What the task requires> Print each entry precisely; exclude the pictures.

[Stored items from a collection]
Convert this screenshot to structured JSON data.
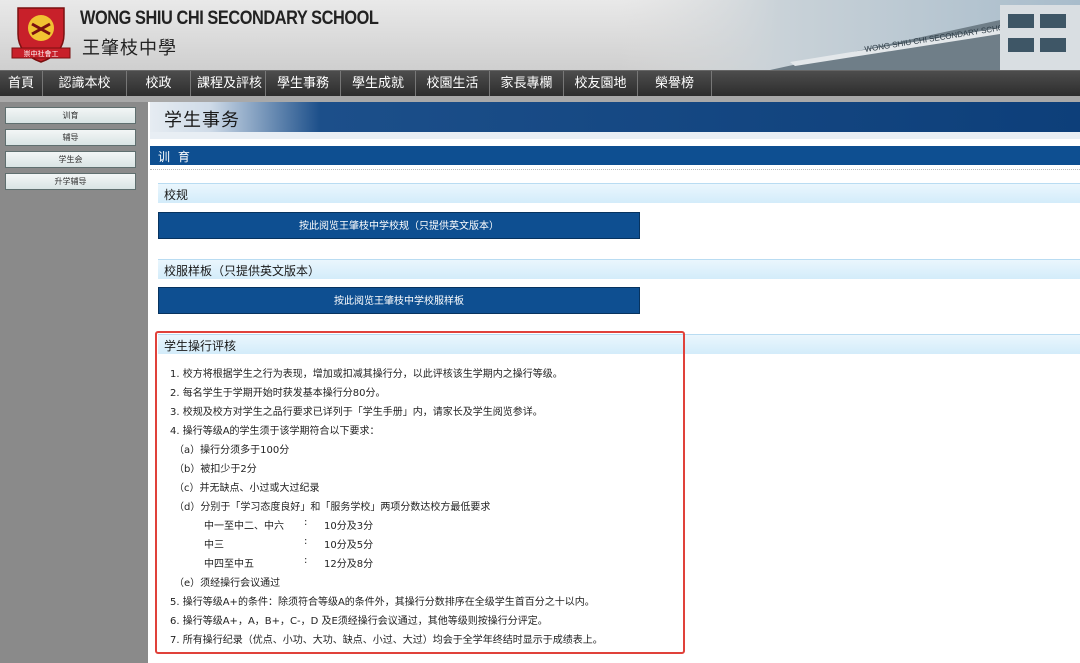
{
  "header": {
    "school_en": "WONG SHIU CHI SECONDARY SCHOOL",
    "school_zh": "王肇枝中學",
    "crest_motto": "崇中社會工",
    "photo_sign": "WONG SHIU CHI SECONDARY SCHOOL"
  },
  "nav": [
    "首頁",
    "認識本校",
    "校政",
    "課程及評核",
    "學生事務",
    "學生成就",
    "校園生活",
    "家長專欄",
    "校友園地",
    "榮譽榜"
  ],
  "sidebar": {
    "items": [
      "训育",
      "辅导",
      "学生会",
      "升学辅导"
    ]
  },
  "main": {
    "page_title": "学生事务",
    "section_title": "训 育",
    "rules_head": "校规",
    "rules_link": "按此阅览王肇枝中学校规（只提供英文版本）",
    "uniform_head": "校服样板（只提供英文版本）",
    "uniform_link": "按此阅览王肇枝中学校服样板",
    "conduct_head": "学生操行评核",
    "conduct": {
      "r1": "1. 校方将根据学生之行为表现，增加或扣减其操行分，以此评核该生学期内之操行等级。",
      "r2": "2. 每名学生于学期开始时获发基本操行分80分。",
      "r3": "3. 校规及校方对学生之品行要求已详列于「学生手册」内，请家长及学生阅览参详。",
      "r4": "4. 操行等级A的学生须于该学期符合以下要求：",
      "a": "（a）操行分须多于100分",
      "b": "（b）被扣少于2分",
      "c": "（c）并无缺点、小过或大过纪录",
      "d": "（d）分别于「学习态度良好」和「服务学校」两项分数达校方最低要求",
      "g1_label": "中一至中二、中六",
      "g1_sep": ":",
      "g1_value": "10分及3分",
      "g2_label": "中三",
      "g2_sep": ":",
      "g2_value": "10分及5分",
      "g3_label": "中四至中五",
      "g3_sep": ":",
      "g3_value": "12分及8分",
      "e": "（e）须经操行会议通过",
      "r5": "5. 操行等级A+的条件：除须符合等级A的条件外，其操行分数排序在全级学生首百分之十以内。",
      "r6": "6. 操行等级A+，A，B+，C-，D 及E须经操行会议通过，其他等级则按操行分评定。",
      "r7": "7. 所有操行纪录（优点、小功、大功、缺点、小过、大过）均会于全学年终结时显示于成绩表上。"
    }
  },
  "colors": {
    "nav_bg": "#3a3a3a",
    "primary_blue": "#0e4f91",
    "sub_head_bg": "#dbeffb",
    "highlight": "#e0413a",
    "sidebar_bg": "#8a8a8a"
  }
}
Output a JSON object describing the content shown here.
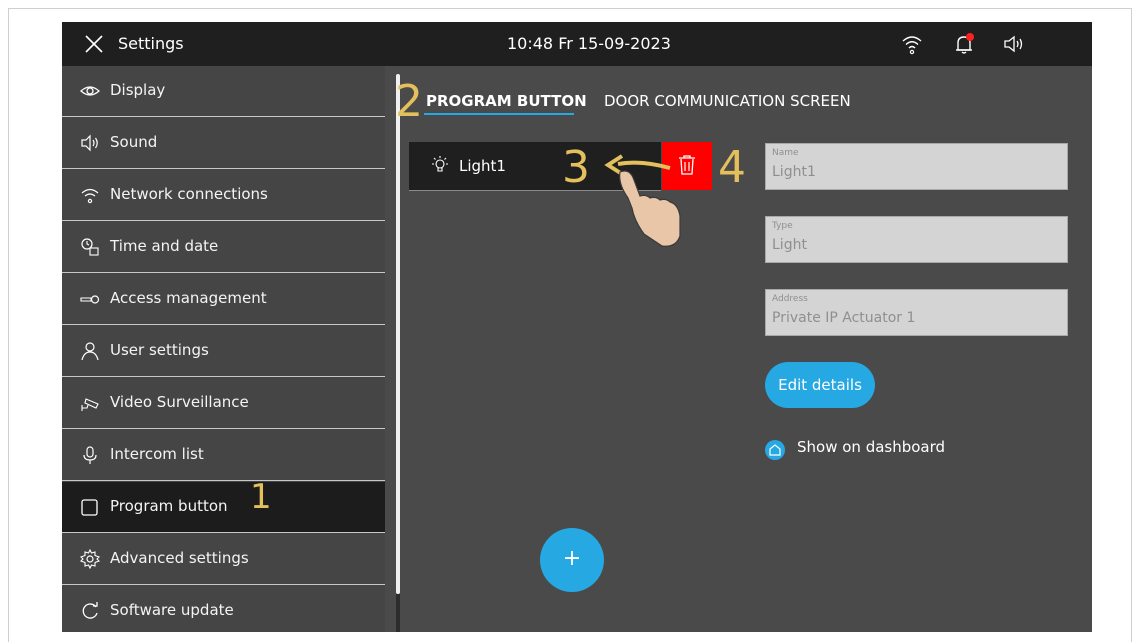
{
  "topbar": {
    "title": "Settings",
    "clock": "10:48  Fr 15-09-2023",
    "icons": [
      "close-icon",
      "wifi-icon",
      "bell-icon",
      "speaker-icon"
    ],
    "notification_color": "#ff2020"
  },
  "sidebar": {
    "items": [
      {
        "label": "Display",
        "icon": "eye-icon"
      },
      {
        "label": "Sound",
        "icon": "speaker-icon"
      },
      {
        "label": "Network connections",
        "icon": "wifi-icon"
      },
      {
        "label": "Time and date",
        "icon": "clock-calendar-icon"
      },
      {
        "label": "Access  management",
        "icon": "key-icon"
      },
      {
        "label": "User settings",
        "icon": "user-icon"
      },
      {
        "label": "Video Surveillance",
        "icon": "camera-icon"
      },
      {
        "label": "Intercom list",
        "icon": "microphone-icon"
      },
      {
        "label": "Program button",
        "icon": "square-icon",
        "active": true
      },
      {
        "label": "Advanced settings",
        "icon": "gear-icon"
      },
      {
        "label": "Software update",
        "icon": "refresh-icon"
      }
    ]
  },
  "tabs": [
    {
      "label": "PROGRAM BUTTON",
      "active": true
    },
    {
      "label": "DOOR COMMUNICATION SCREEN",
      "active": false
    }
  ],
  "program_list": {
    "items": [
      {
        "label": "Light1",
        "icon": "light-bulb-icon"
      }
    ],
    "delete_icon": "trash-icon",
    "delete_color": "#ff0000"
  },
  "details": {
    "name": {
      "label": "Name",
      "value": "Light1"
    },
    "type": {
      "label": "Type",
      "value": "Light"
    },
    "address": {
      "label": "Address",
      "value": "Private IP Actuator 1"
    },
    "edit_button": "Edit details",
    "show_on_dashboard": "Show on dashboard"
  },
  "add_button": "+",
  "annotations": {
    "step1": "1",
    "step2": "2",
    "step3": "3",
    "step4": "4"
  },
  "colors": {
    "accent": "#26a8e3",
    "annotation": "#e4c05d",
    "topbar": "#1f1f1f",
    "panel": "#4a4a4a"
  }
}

Result>
Convert this screenshot to structured JSON data.
{
  "header": {
    "school_en": "WONG SHIU CHI SECONDARY SCHOOL",
    "school_zh": "王肇枝中學",
    "crest_motto": "崇中社會工",
    "photo_sign": "WONG SHIU CHI SECONDARY SCHOOL"
  },
  "nav": [
    "首頁",
    "認識本校",
    "校政",
    "課程及評核",
    "學生事務",
    "學生成就",
    "校園生活",
    "家長專欄",
    "校友園地",
    "榮譽榜"
  ],
  "sidebar": {
    "items": [
      "训育",
      "辅导",
      "学生会",
      "升学辅导"
    ]
  },
  "main": {
    "page_title": "学生事务",
    "section_title": "训 育",
    "rules_head": "校规",
    "rules_link": "按此阅览王肇枝中学校规（只提供英文版本）",
    "uniform_head": "校服样板（只提供英文版本）",
    "uniform_link": "按此阅览王肇枝中学校服样板",
    "conduct_head": "学生操行评核",
    "conduct": {
      "r1": "1. 校方将根据学生之行为表现，增加或扣减其操行分，以此评核该生学期内之操行等级。",
      "r2": "2. 每名学生于学期开始时获发基本操行分80分。",
      "r3": "3. 校规及校方对学生之品行要求已详列于「学生手册」内，请家长及学生阅览参详。",
      "r4": "4. 操行等级A的学生须于该学期符合以下要求：",
      "a": "（a）操行分须多于100分",
      "b": "（b）被扣少于2分",
      "c": "（c）并无缺点、小过或大过纪录",
      "d": "（d）分别于「学习态度良好」和「服务学校」两项分数达校方最低要求",
      "g1_label": "中一至中二、中六",
      "g1_sep": ":",
      "g1_value": "10分及3分",
      "g2_label": "中三",
      "g2_sep": ":",
      "g2_value": "10分及5分",
      "g3_label": "中四至中五",
      "g3_sep": ":",
      "g3_value": "12分及8分",
      "e": "（e）须经操行会议通过",
      "r5": "5. 操行等级A+的条件：除须符合等级A的条件外，其操行分数排序在全级学生首百分之十以内。",
      "r6": "6. 操行等级A+，A，B+，C-，D 及E须经操行会议通过，其他等级则按操行分评定。",
      "r7": "7. 所有操行纪录（优点、小功、大功、缺点、小过、大过）均会于全学年终结时显示于成绩表上。"
    }
  },
  "colors": {
    "nav_bg": "#3a3a3a",
    "primary_blue": "#0e4f91",
    "sub_head_bg": "#dbeffb",
    "highlight": "#e0413a",
    "sidebar_bg": "#8a8a8a"
  }
}
Output a JSON object describing the content shown here.
{
  "topbar": {
    "title": "Settings",
    "clock": "10:48  Fr 15-09-2023",
    "icons": [
      "close-icon",
      "wifi-icon",
      "bell-icon",
      "speaker-icon"
    ],
    "notification_color": "#ff2020"
  },
  "sidebar": {
    "items": [
      {
        "label": "Display",
        "icon": "eye-icon"
      },
      {
        "label": "Sound",
        "icon": "speaker-icon"
      },
      {
        "label": "Network connections",
        "icon": "wifi-icon"
      },
      {
        "label": "Time and date",
        "icon": "clock-calendar-icon"
      },
      {
        "label": "Access  management",
        "icon": "key-icon"
      },
      {
        "label": "User settings",
        "icon": "user-icon"
      },
      {
        "label": "Video Surveillance",
        "icon": "camera-icon"
      },
      {
        "label": "Intercom list",
        "icon": "microphone-icon"
      },
      {
        "label": "Program button",
        "icon": "square-icon",
        "active": true
      },
      {
        "label": "Advanced settings",
        "icon": "gear-icon"
      },
      {
        "label": "Software update",
        "icon": "refresh-icon"
      }
    ]
  },
  "tabs": [
    {
      "label": "PROGRAM BUTTON",
      "active": true
    },
    {
      "label": "DOOR COMMUNICATION SCREEN",
      "active": false
    }
  ],
  "program_list": {
    "items": [
      {
        "label": "Light1",
        "icon": "light-bulb-icon"
      }
    ],
    "delete_icon": "trash-icon",
    "delete_color": "#ff0000"
  },
  "details": {
    "name": {
      "label": "Name",
      "value": "Light1"
    },
    "type": {
      "label": "Type",
      "value": "Light"
    },
    "address": {
      "label": "Address",
      "value": "Private IP Actuator 1"
    },
    "edit_button": "Edit details",
    "show_on_dashboard": "Show on dashboard"
  },
  "add_button": "+",
  "annotations": {
    "step1": "1",
    "step2": "2",
    "step3": "3",
    "step4": "4"
  },
  "colors": {
    "accent": "#26a8e3",
    "annotation": "#e4c05d",
    "topbar": "#1f1f1f",
    "panel": "#4a4a4a"
  }
}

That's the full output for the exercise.